John Colapinto: Well, you can definitely look at my Twitter because I’m always tweeting… JColapinto… I’m always tweeting about it, but just read the book. It’s on Amazon, you can get it at book stores, if you can go in them at this point with a mask on. And I actually do think I have to sort of rather hubristically say that my book actually pulls together all of these different strands and disciplines to look at the voice in this global way that frankly no other book really does or has done. That was actually one of the great challenges of doing it. You got books on linguistics, phonetics, singing, oratory, accents, but they’re all separate books and separate fields of study, so for a book that… I really am selling it here… But for a book that kind of pulls it all together in a narrative way, you might just go to my book, This Is The Voice. I don’t know where else to point you.

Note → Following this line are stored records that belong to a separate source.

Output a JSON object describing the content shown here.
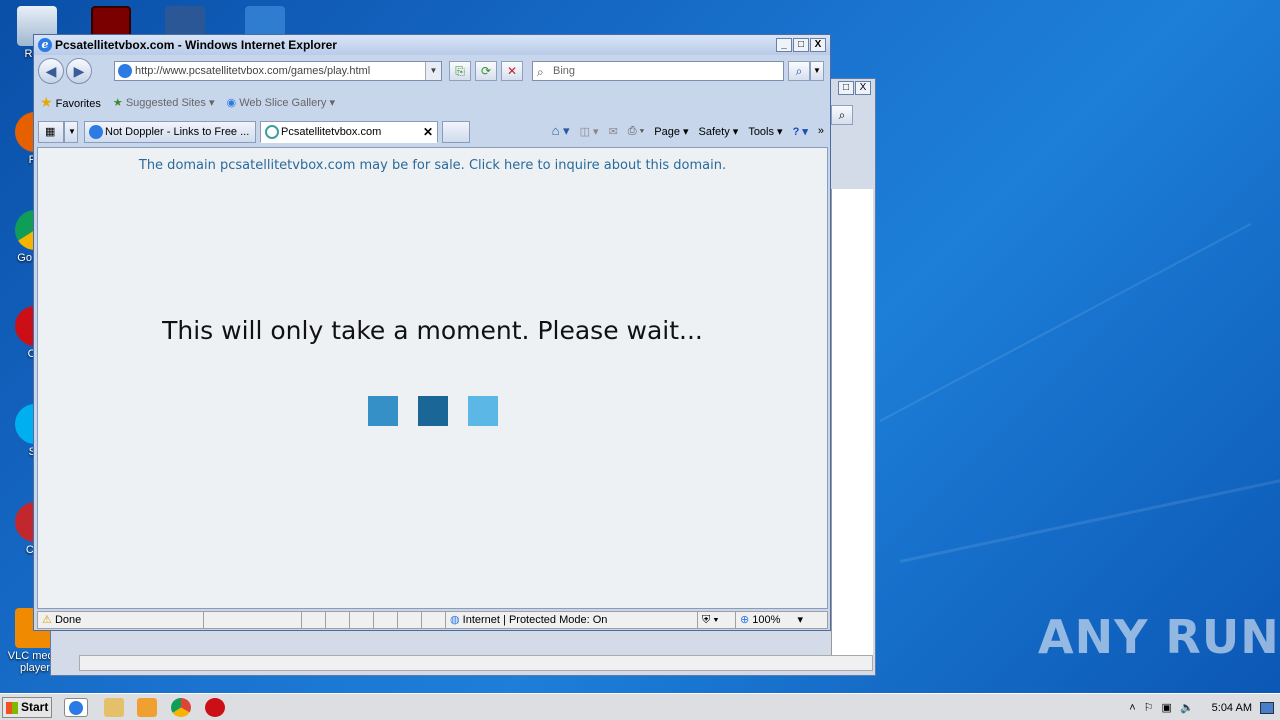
{
  "desktop": {
    "icons": [
      {
        "label": "Recy"
      },
      {
        "label": "Fir"
      },
      {
        "label": "Go Chr"
      },
      {
        "label": "Op"
      },
      {
        "label": "Sk"
      },
      {
        "label": "CCl"
      },
      {
        "label": "VLC media player"
      }
    ],
    "watermark": "ANY RUN"
  },
  "browser": {
    "title": "Pcsatellitetvbox.com - Windows Internet Explorer",
    "window_buttons": {
      "minimize": "_",
      "maximize": "□",
      "close": "X"
    },
    "address": "http://www.pcsatellitetvbox.com/games/play.html",
    "search_placeholder": "Bing",
    "favorites": {
      "favorites_label": "Favorites",
      "suggested_sites": "Suggested Sites",
      "web_slice_gallery": "Web Slice Gallery"
    },
    "tabs": [
      {
        "label": "Not Doppler - Links to Free ..."
      },
      {
        "label": "Pcsatellitetvbox.com"
      }
    ],
    "commands": {
      "page": "Page",
      "safety": "Safety",
      "tools": "Tools"
    },
    "page": {
      "notice": "The domain pcsatellitetvbox.com may be for sale. Click here to inquire about this domain.",
      "wait_message": "This will only take a moment. Please wait...",
      "loader_colors": [
        "#3590c8",
        "#1a6797",
        "#5ab7e6"
      ]
    },
    "status": {
      "text": "Done",
      "zone": "Internet | Protected Mode: On",
      "zoom": "100%"
    }
  },
  "taskbar": {
    "start_label": "Start",
    "clock": "5:04 AM"
  }
}
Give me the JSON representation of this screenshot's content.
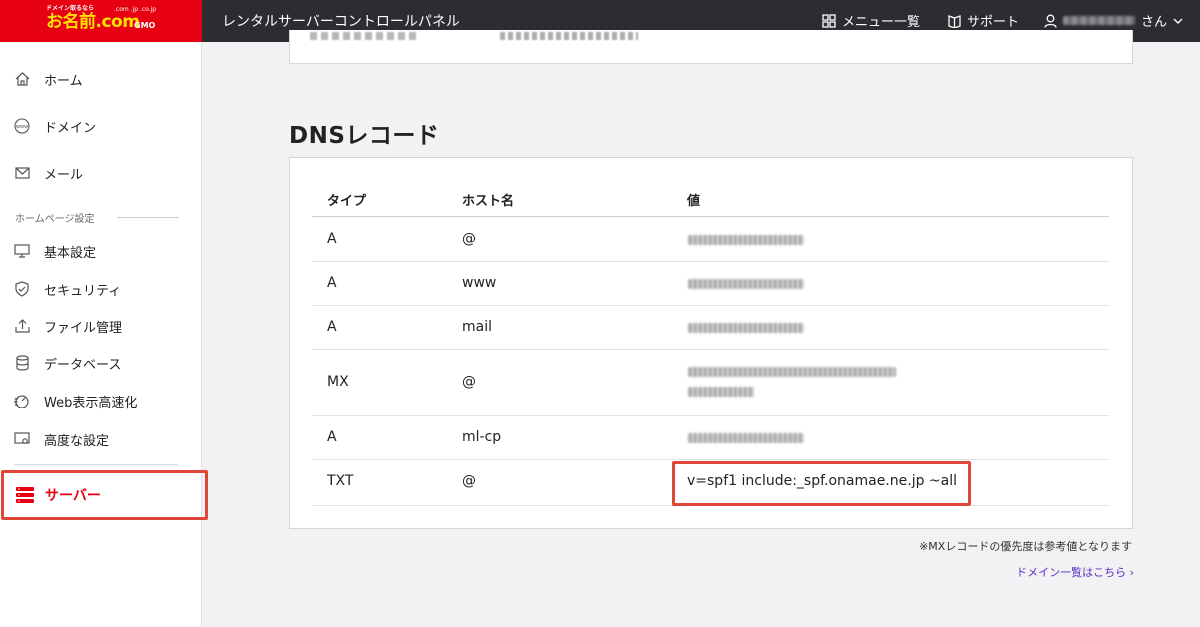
{
  "header": {
    "logo_tagline": "ドメイン取るなら",
    "logo_text": "お名前.com",
    "logo_domains": ".com .jp .co.jp",
    "logo_brand": "GMO",
    "panel_title": "レンタルサーバーコントロールパネル",
    "menu_label": "メニュー一覧",
    "support_label": "サポート",
    "user_suffix": "さん",
    "icons": {
      "menu": "grid-icon",
      "support": "book-icon",
      "user": "user-icon",
      "chevron": "chevron-down-icon"
    }
  },
  "sidebar": {
    "items": [
      {
        "label": "ホーム",
        "icon": "home-icon"
      },
      {
        "label": "ドメイン",
        "icon": "www-icon"
      },
      {
        "label": "メール",
        "icon": "mail-icon"
      }
    ],
    "section_label": "ホームページ設定",
    "site_items": [
      {
        "label": "基本設定",
        "icon": "monitor-icon"
      },
      {
        "label": "セキュリティ",
        "icon": "shield-icon"
      },
      {
        "label": "ファイル管理",
        "icon": "upload-icon"
      },
      {
        "label": "データベース",
        "icon": "database-icon"
      },
      {
        "label": "Web表示高速化",
        "icon": "speed-icon"
      },
      {
        "label": "高度な設定",
        "icon": "settings-monitor-icon"
      }
    ],
    "server_item": {
      "label": "サーバー",
      "icon": "server-icon"
    }
  },
  "dns": {
    "title": "DNSレコード",
    "columns": {
      "type": "タイプ",
      "host": "ホスト名",
      "value": "値"
    },
    "rows": [
      {
        "type": "A",
        "host": "@"
      },
      {
        "type": "A",
        "host": "www"
      },
      {
        "type": "A",
        "host": "mail"
      },
      {
        "type": "MX",
        "host": "@"
      },
      {
        "type": "A",
        "host": "ml-cp"
      },
      {
        "type": "TXT",
        "host": "@",
        "value": "v=spf1 include:_spf.onamae.ne.jp ~all"
      }
    ],
    "note": "※MXレコードの優先度は参考値となります",
    "domain_link": "ドメイン一覧はこちら ›"
  },
  "colors": {
    "brand_red": "#e60012",
    "highlight": "#e0453a",
    "header_bg": "#2b2d31",
    "link": "#5a2fc2"
  }
}
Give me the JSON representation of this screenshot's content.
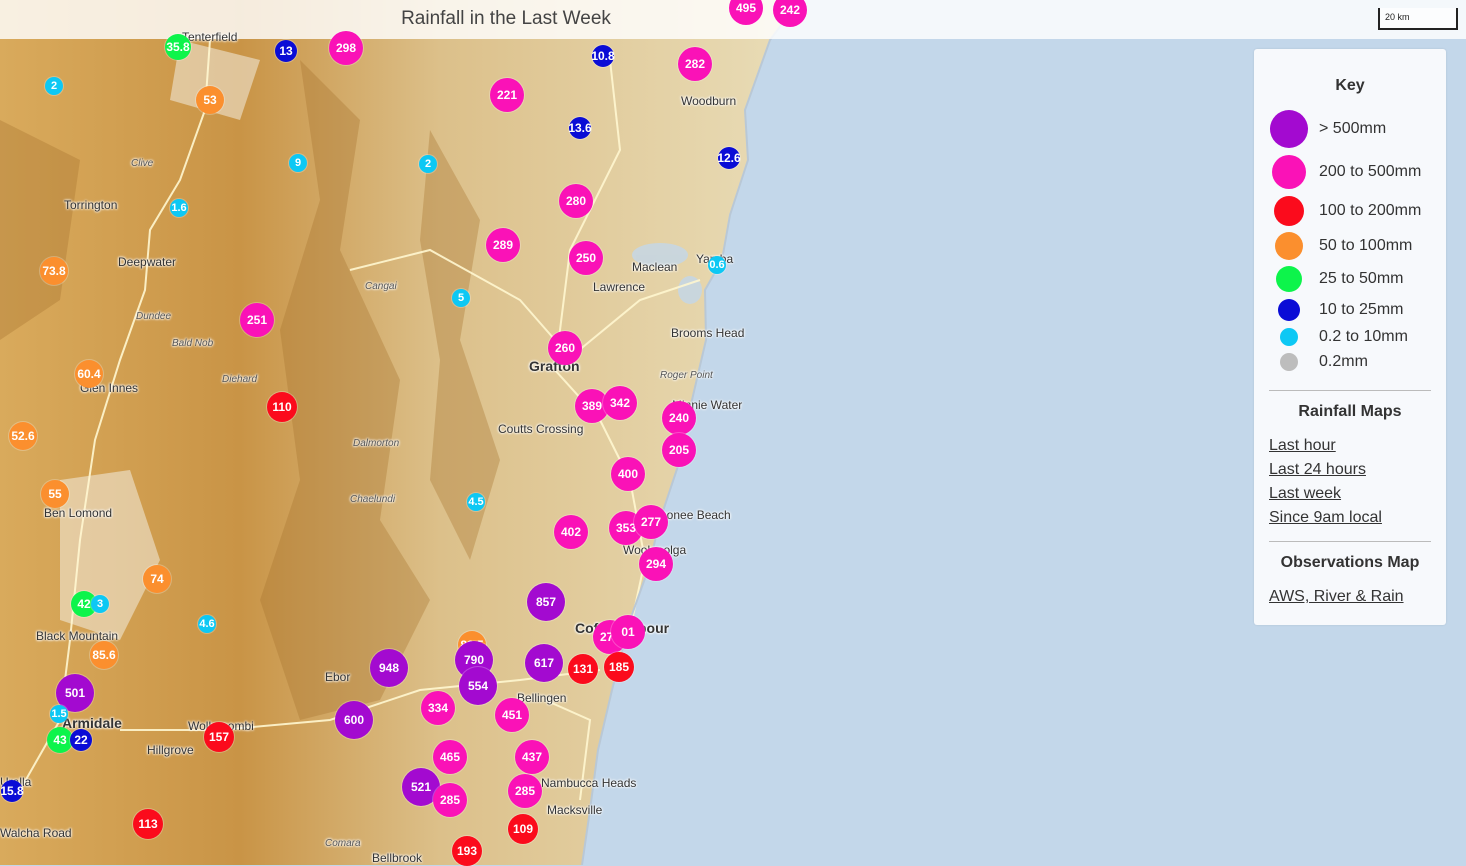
{
  "title": "Rainfall in the Last Week",
  "scale_label": "20 km",
  "legend": {
    "title": "Key",
    "items": [
      {
        "label": "> 500mm",
        "color": "#a30ad0"
      },
      {
        "label": "200 to 500mm",
        "color": "#fa12b7"
      },
      {
        "label": "100 to 200mm",
        "color": "#fb0b1c"
      },
      {
        "label": "50 to 100mm",
        "color": "#fb8f2e"
      },
      {
        "label": "25 to 50mm",
        "color": "#0df44b"
      },
      {
        "label": "10 to 25mm",
        "color": "#0a0cd6"
      },
      {
        "label": "0.2 to 10mm",
        "color": "#0dc8f4"
      },
      {
        "label": "0.2mm",
        "color": "#bdbdbd"
      }
    ],
    "rainfall_maps_title": "Rainfall Maps",
    "links": [
      "Last hour",
      "Last 24 hours",
      "Last week",
      "Since 9am local"
    ],
    "observations_title": "Observations Map",
    "observations_link": "AWS, River & Rain"
  },
  "places": [
    {
      "name": "Tenterfield"
    },
    {
      "name": "Clive"
    },
    {
      "name": "Torrington"
    },
    {
      "name": "Deepwater"
    },
    {
      "name": "Dundee"
    },
    {
      "name": "Bald Nob"
    },
    {
      "name": "Glen Innes"
    },
    {
      "name": "Diehard"
    },
    {
      "name": "Cangai"
    },
    {
      "name": "Dalmorton"
    },
    {
      "name": "Chaelundi"
    },
    {
      "name": "Ben Lomond"
    },
    {
      "name": "Black Mountain"
    },
    {
      "name": "Armidale"
    },
    {
      "name": "Hillgrove"
    },
    {
      "name": "Wollomombi"
    },
    {
      "name": "Ebor"
    },
    {
      "name": "Bellingen"
    },
    {
      "name": "Nambucca Heads"
    },
    {
      "name": "Macksville"
    },
    {
      "name": "Coffs Harbour"
    },
    {
      "name": "Woolgoolga"
    },
    {
      "name": "Moonee Beach"
    },
    {
      "name": "Coutts Crossing"
    },
    {
      "name": "Grafton"
    },
    {
      "name": "Lawrence"
    },
    {
      "name": "Maclean"
    },
    {
      "name": "Yamba"
    },
    {
      "name": "Brooms Head"
    },
    {
      "name": "Roger Point"
    },
    {
      "name": "Minnie Water"
    },
    {
      "name": "Woodburn"
    },
    {
      "name": "Comara"
    },
    {
      "name": "Uralla"
    },
    {
      "name": "Walcha Road"
    },
    {
      "name": "Bellbrook"
    }
  ],
  "markers": [
    {
      "value": "35.8",
      "cat": 4
    },
    {
      "value": "13",
      "cat": 5
    },
    {
      "value": "298",
      "cat": 1
    },
    {
      "value": "10.8",
      "cat": 5
    },
    {
      "value": "282",
      "cat": 1
    },
    {
      "value": "495",
      "cat": 1
    },
    {
      "value": "242",
      "cat": 1
    },
    {
      "value": "2",
      "cat": 6
    },
    {
      "value": "53",
      "cat": 3
    },
    {
      "value": "221",
      "cat": 1
    },
    {
      "value": "13.6",
      "cat": 5
    },
    {
      "value": "9",
      "cat": 6
    },
    {
      "value": "2",
      "cat": 6
    },
    {
      "value": "12.6",
      "cat": 5
    },
    {
      "value": "1.6",
      "cat": 6
    },
    {
      "value": "280",
      "cat": 1
    },
    {
      "value": "73.8",
      "cat": 3
    },
    {
      "value": "289",
      "cat": 1
    },
    {
      "value": "250",
      "cat": 1
    },
    {
      "value": "0.6",
      "cat": 6
    },
    {
      "value": "5",
      "cat": 6
    },
    {
      "value": "251",
      "cat": 1
    },
    {
      "value": "260",
      "cat": 1
    },
    {
      "value": "60.4",
      "cat": 3
    },
    {
      "value": "110",
      "cat": 2
    },
    {
      "value": "389",
      "cat": 1
    },
    {
      "value": "342",
      "cat": 1
    },
    {
      "value": "240",
      "cat": 1
    },
    {
      "value": "52.6",
      "cat": 3
    },
    {
      "value": "205",
      "cat": 1
    },
    {
      "value": "400",
      "cat": 1
    },
    {
      "value": "55",
      "cat": 3
    },
    {
      "value": "4.5",
      "cat": 6
    },
    {
      "value": "402",
      "cat": 1
    },
    {
      "value": "353",
      "cat": 1
    },
    {
      "value": "277",
      "cat": 1
    },
    {
      "value": "294",
      "cat": 1
    },
    {
      "value": "74",
      "cat": 3
    },
    {
      "value": "857",
      "cat": 0
    },
    {
      "value": "42",
      "cat": 4
    },
    {
      "value": "3",
      "cat": 6
    },
    {
      "value": "4.6",
      "cat": 6
    },
    {
      "value": "80.5",
      "cat": 3
    },
    {
      "value": "277",
      "cat": 1
    },
    {
      "value": "01",
      "cat": 1
    },
    {
      "value": "85.6",
      "cat": 3
    },
    {
      "value": "948",
      "cat": 0
    },
    {
      "value": "790",
      "cat": 0
    },
    {
      "value": "617",
      "cat": 0
    },
    {
      "value": "131",
      "cat": 2
    },
    {
      "value": "185",
      "cat": 2
    },
    {
      "value": "501",
      "cat": 0
    },
    {
      "value": "554",
      "cat": 0
    },
    {
      "value": "1.5",
      "cat": 6
    },
    {
      "value": "334",
      "cat": 1
    },
    {
      "value": "451",
      "cat": 1
    },
    {
      "value": "600",
      "cat": 0
    },
    {
      "value": "43",
      "cat": 4
    },
    {
      "value": "22",
      "cat": 5
    },
    {
      "value": "157",
      "cat": 2
    },
    {
      "value": "465",
      "cat": 1
    },
    {
      "value": "437",
      "cat": 1
    },
    {
      "value": "521",
      "cat": 0
    },
    {
      "value": "285",
      "cat": 1
    },
    {
      "value": "285",
      "cat": 1
    },
    {
      "value": "15.8",
      "cat": 5
    },
    {
      "value": "113",
      "cat": 2
    },
    {
      "value": "109",
      "cat": 2
    },
    {
      "value": "193",
      "cat": 2
    }
  ]
}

Brett McKay: John, this has been a great conversation. Thanks for your time, it’s been a pleasure.
John Colapinto: Brett, likewise.
Brett McKay: My guest today was John Colapinto. He’s the author of the book, This Is The Voice. It’s available on amazon.com and bookstores everywhere. Make sure to check out our show notes at aom.is/thisisthevoice where you can find links to resources where you can delve deeper into this topic.
Well, that wraps up another edition of the AOM podcast. Check our website at artofmanliness.com, where you find our podcast archives as well as thousands of articles written over the years, and if you’d like to enjoy ad-free episodes of the AOM podcast, you can do so on Stitcher Premium. Head over to stitcherpremium.com, sign up, use code MANLINESS at check out for a free month trial. Once you’re signed up, download the Stitcher app on Android or iOS and you can start enjoying ad-free episodes of the AOM podcast. And if you haven’t done so already, I’d appreciate if you take one minute to give us a review on Apple podcast or Stitcher. It helps out a lot, and if you’ve done that already, thank you. Please consider sharing the show with a friend or a family member who you think would get something out of it. As always, thank you for the continued support. Until next time, this is Brett McKay, reminding you not only to listen to the AOM podcast, but put what you’ve heard into action.